Biden dared McCarthy to produce a budget plan, and House Republicans responded by narrowly approving a bill to reduce deficits by $4.8 trillion over 10 years, according to wire reports. It would do so by cutting discretionary spending to 2022 levels and placing an annual 1% cap on future increases. The bill would also reclaim billions of unspent COVID-19 funding, eliminate clean energy tax credits Biden signed into law last year and reverse his student debt forgiveness and repayment plan.
Rep. Greg Pence, R-Indiana, voted in favor of the budget plan. “it is time to limit reckless government spending” in reference to the proposal. The third-term congressman from Columbus also appeared on the Fox Business show “Mornings with Maria” last week to discuss McCarthy’s debt ceiling plan.
“I was a ‘no’ until I sat down with Kevin (McCarthy) and talked to him about that,” Pence said during his appearance on Fox Business. “I’m very supportive of his efforts. He has worked very, very hard to move this ball forward and bring people to the table.”

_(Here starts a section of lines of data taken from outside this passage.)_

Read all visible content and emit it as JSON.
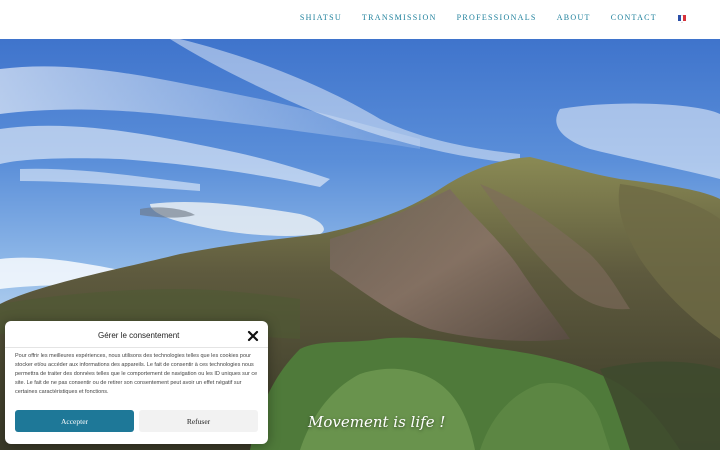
{
  "nav": {
    "items": [
      {
        "label": "SHIATSU"
      },
      {
        "label": "TRANSMISSION"
      },
      {
        "label": "PROFESSIONALS"
      },
      {
        "label": "ABOUT"
      },
      {
        "label": "CONTACT"
      }
    ],
    "language_flag_icon": "french-flag-icon"
  },
  "hero": {
    "slogan": "Movement is life !"
  },
  "consent": {
    "title": "Gérer le consentement",
    "close_icon": "close-icon",
    "text": "Pour offrir les meilleures expériences, nous utilisons des technologies telles que les cookies pour stocker et/ou accéder aux informations des appareils. Le fait de consentir à ces technologies nous permettra de traiter des données telles que le comportement de navigation ou les ID uniques sur ce site. Le fait de ne pas consentir ou de retirer son consentement peut avoir un effet négatif sur certaines caractéristiques et fonctions.",
    "accept_label": "Accepter",
    "refuse_label": "Refuser"
  },
  "colors": {
    "accent": "#1e7898",
    "nav_text": "#1c7f9b"
  }
}
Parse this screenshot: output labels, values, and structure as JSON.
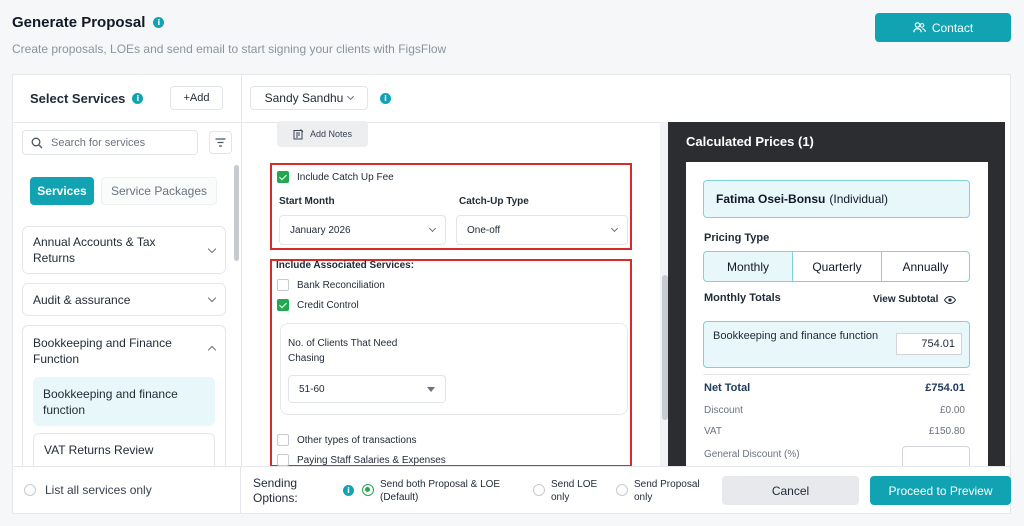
{
  "header": {
    "title": "Generate Proposal",
    "subtitle": "Create proposals, LOEs and send email to start signing your clients with FigsFlow",
    "contact_label": "Contact"
  },
  "services_panel": {
    "title": "Select Services",
    "add_label": "+Add",
    "search_placeholder": "Search for services",
    "tabs": [
      "Services",
      "Service Packages"
    ],
    "categories": [
      {
        "label": "Annual Accounts & Tax Returns",
        "expanded": false
      },
      {
        "label": "Audit & assurance",
        "expanded": false
      },
      {
        "label": "Bookkeeping and Finance Function",
        "expanded": true
      }
    ],
    "sub_items": [
      "Bookkeeping and finance function",
      "VAT Returns Review"
    ],
    "list_all_label": "List all services only"
  },
  "client_select": {
    "value": "Sandy Sandhu"
  },
  "form": {
    "add_notes_label": "Add Notes",
    "catch_up": {
      "label": "Include Catch Up Fee",
      "checked": true,
      "start_month_label": "Start Month",
      "start_month_value": "January 2026",
      "type_label": "Catch-Up Type",
      "type_value": "One-off"
    },
    "associated": {
      "title": "Include Associated Services:",
      "items": [
        {
          "label": "Bank Reconciliation",
          "checked": false
        },
        {
          "label": "Credit Control",
          "checked": true
        }
      ],
      "clients_label": "No. of Clients That Need Chasing",
      "clients_value": "51-60",
      "more_items": [
        {
          "label": "Other types of transactions",
          "checked": false
        },
        {
          "label": "Paying Staff Salaries & Expenses",
          "checked": false
        }
      ]
    }
  },
  "prices": {
    "title": "Calculated Prices (1)",
    "client_name": "Fatima Osei-Bonsu",
    "client_type": "(Individual)",
    "pricing_type_label": "Pricing Type",
    "pricing_options": [
      "Monthly",
      "Quarterly",
      "Annually"
    ],
    "selected_pricing": "Monthly",
    "totals_label": "Monthly Totals",
    "view_subtotal_label": "View Subtotal",
    "line_item_label": "Bookkeeping and finance function",
    "line_item_value": "754.01",
    "net_total_label": "Net Total",
    "net_total_value": "£754.01",
    "discount_label": "Discount",
    "discount_value": "£0.00",
    "vat_label": "VAT",
    "vat_value": "£150.80",
    "general_discount_label": "General Discount (%)"
  },
  "sending": {
    "label": "Sending Options:",
    "options": [
      {
        "label": "Send both Proposal & LOE (Default)",
        "selected": true
      },
      {
        "label": "Send LOE only",
        "selected": false
      },
      {
        "label": "Send Proposal only",
        "selected": false
      }
    ]
  },
  "actions": {
    "cancel_label": "Cancel",
    "preview_label": "Proceed to Preview"
  },
  "colors": {
    "accent": "#12a3b3",
    "highlight": "#d92a2a",
    "checked": "#22a84f"
  }
}
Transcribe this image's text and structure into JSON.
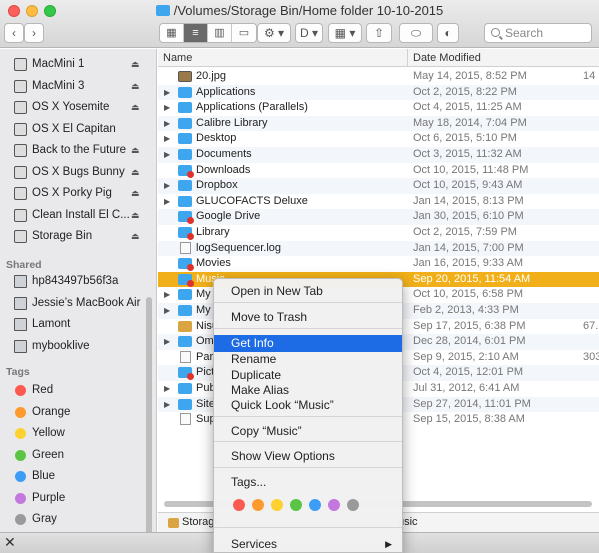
{
  "window": {
    "title": "/Volumes/Storage Bin/Home folder 10-10-2015",
    "search_placeholder": "Search"
  },
  "toolbar": {
    "back": "‹",
    "forward": "›",
    "view_icons": [
      "icon-view",
      "list-view",
      "column-view",
      "coverflow-view"
    ],
    "action": "⚙ ▾",
    "share": "⇧",
    "tag": "⬭",
    "arrange": "▦ ▾",
    "dropbox": "D ▾",
    "quicklook": "◐"
  },
  "sidebar": {
    "devices": [
      {
        "label": "MacMini 1",
        "eject": "⏏"
      },
      {
        "label": "MacMini 3",
        "eject": "⏏"
      },
      {
        "label": "OS X Yosemite",
        "eject": "⏏"
      },
      {
        "label": "OS X El Capitan",
        "eject": ""
      },
      {
        "label": "Back to the Future",
        "eject": "⏏"
      },
      {
        "label": "OS X Bugs Bunny",
        "eject": "⏏"
      },
      {
        "label": "OS X Porky Pig",
        "eject": "⏏"
      },
      {
        "label": "Clean Install El C...",
        "eject": "⏏"
      },
      {
        "label": "Storage Bin",
        "eject": "⏏"
      }
    ],
    "shared_header": "Shared",
    "shared": [
      {
        "label": "hp843497b56f3a"
      },
      {
        "label": "Jessie’s MacBook Air"
      },
      {
        "label": "Lamont"
      },
      {
        "label": "mybooklive"
      }
    ],
    "tags_header": "Tags",
    "tags": [
      {
        "label": "Red",
        "color": "#fc5a51"
      },
      {
        "label": "Orange",
        "color": "#fd9a2e"
      },
      {
        "label": "Yellow",
        "color": "#fdd12f"
      },
      {
        "label": "Green",
        "color": "#5ac544"
      },
      {
        "label": "Blue",
        "color": "#3c9cf6"
      },
      {
        "label": "Purple",
        "color": "#c477dd"
      },
      {
        "label": "Gray",
        "color": "#9a9a9a"
      }
    ]
  },
  "list": {
    "col_name": "Name",
    "col_date": "Date Modified",
    "rows": [
      {
        "name": "20.jpg",
        "date": "May 14, 2015, 8:52 PM",
        "size": "14",
        "kind": "image",
        "expand": false
      },
      {
        "name": "Applications",
        "date": "Oct 2, 2015, 8:22 PM",
        "size": "",
        "kind": "folder",
        "expand": true
      },
      {
        "name": "Applications (Parallels)",
        "date": "Oct 4, 2015, 11:25 AM",
        "size": "",
        "kind": "folder",
        "expand": true
      },
      {
        "name": "Calibre Library",
        "date": "May 18, 2014, 7:04 PM",
        "size": "",
        "kind": "folder",
        "expand": true
      },
      {
        "name": "Desktop",
        "date": "Oct 6, 2015, 5:10 PM",
        "size": "",
        "kind": "folder",
        "expand": true
      },
      {
        "name": "Documents",
        "date": "Oct 3, 2015, 11:32 AM",
        "size": "",
        "kind": "folder",
        "expand": true
      },
      {
        "name": "Downloads",
        "date": "Oct 10, 2015, 11:48 PM",
        "size": "",
        "kind": "folder-locked",
        "expand": false
      },
      {
        "name": "Dropbox",
        "date": "Oct 10, 2015, 9:43 AM",
        "size": "",
        "kind": "folder",
        "expand": true
      },
      {
        "name": "GLUCOFACTS Deluxe",
        "date": "Jan 14, 2015, 8:13 PM",
        "size": "",
        "kind": "folder",
        "expand": true
      },
      {
        "name": "Google Drive",
        "date": "Jan 30, 2015, 6:10 PM",
        "size": "",
        "kind": "folder-locked",
        "expand": false
      },
      {
        "name": "Library",
        "date": "Oct 2, 2015, 7:59 PM",
        "size": "",
        "kind": "folder-locked",
        "expand": false
      },
      {
        "name": "logSequencer.log",
        "date": "Jan 14, 2015, 7:00 PM",
        "size": "",
        "kind": "file",
        "expand": false
      },
      {
        "name": "Movies",
        "date": "Jan 16, 2015, 9:33 AM",
        "size": "",
        "kind": "folder-locked",
        "expand": false
      },
      {
        "name": "Music",
        "date": "Sep 20, 2015, 11:54 AM",
        "size": "",
        "kind": "folder-locked",
        "expand": false,
        "selected": true
      },
      {
        "name": "My",
        "date": "Oct 10, 2015, 6:58 PM",
        "size": "",
        "kind": "folder",
        "expand": true
      },
      {
        "name": "My",
        "date": "Feb 2, 2013, 4:33 PM",
        "size": "",
        "kind": "folder",
        "expand": true
      },
      {
        "name": "Nisu",
        "date": "Sep 17, 2015, 6:38 PM",
        "size": "67.",
        "kind": "pkg",
        "expand": false
      },
      {
        "name": "Om",
        "date": "Dec 28, 2014, 6:01 PM",
        "size": "",
        "kind": "folder",
        "expand": true
      },
      {
        "name": "Para",
        "date": "Sep 9, 2015, 2:10 AM",
        "size": "303.",
        "kind": "file",
        "expand": false
      },
      {
        "name": "Pict",
        "date": "Oct 4, 2015, 12:01 PM",
        "size": "",
        "kind": "folder-locked",
        "expand": false
      },
      {
        "name": "Pub",
        "date": "Jul 31, 2012, 6:41 AM",
        "size": "",
        "kind": "folder",
        "expand": true
      },
      {
        "name": "Site",
        "date": "Sep 27, 2014, 11:01 PM",
        "size": "",
        "kind": "folder",
        "expand": true
      },
      {
        "name": "Sup",
        "date": "Sep 15, 2015, 8:38 AM",
        "size": "",
        "kind": "file",
        "expand": false
      }
    ]
  },
  "pathbar": {
    "left": "Storage",
    "right": "usic"
  },
  "bottombar": {
    "close": "✕"
  },
  "context_menu": {
    "items": [
      {
        "label": "Open in New Tab"
      },
      {
        "label": "Move to Trash"
      },
      {
        "label": "Get Info",
        "highlighted": true
      },
      {
        "label": "Rename"
      },
      {
        "label": "Duplicate"
      },
      {
        "label": "Make Alias"
      },
      {
        "label": "Quick Look “Music”"
      },
      {
        "label": "Copy “Music”"
      },
      {
        "label": "Show View Options"
      },
      {
        "label": "Tags..."
      },
      {
        "label": "Services"
      }
    ],
    "submenu_arrow": "▶",
    "tag_colors": [
      "#fc5a51",
      "#fd9a2e",
      "#fdd12f",
      "#5ac544",
      "#3c9cf6",
      "#c477dd",
      "#9a9a9a"
    ]
  }
}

“I’m in agreement that this offer should bring everybody to the table, and we should talk more about this,” Pence added later in the interview. “…Let’s talk about, as adults, about real solutions to these long-term problems. This is a great start. This is an opportunity for everybody to come to the table and present what their ideas and solutions are.”
In 2019, Pence was one of 65 House Republicans who voted to suspend the debt limit when President Donald Trump was in the White House, congressional records show.
It’s unclear how Democrats can get the debt ceiling increased without support from House Republicans, according to the AP. But Democrats say the GOP bill’s unspecified budget cuts would harm individuals — and the economy — as domestic spending would likely be cut. Moody’s Analytics estimates the Republican bill would cause the loss of 780,000 jobs next year alone.
Congressional leaders will also need time to take the temperature of rank-and-file lawmakers on any agreement, and it’s not at all clear that the emerging contours go far enough to satisfy McCarthy’s hard-right faction in the House or would be acceptable to a sizable number of Democrats whose votes would almost certainly be needed to secure any final deal.
In the meantime, the clock keeps ticking.
“There’s no simple solution, especially with politics in D.C.,” Mohler said. “(Both parties) want to see who’s going to blink first. The consequences aren’t for the people in the Beltway. It’s for the people outside the Beltway.”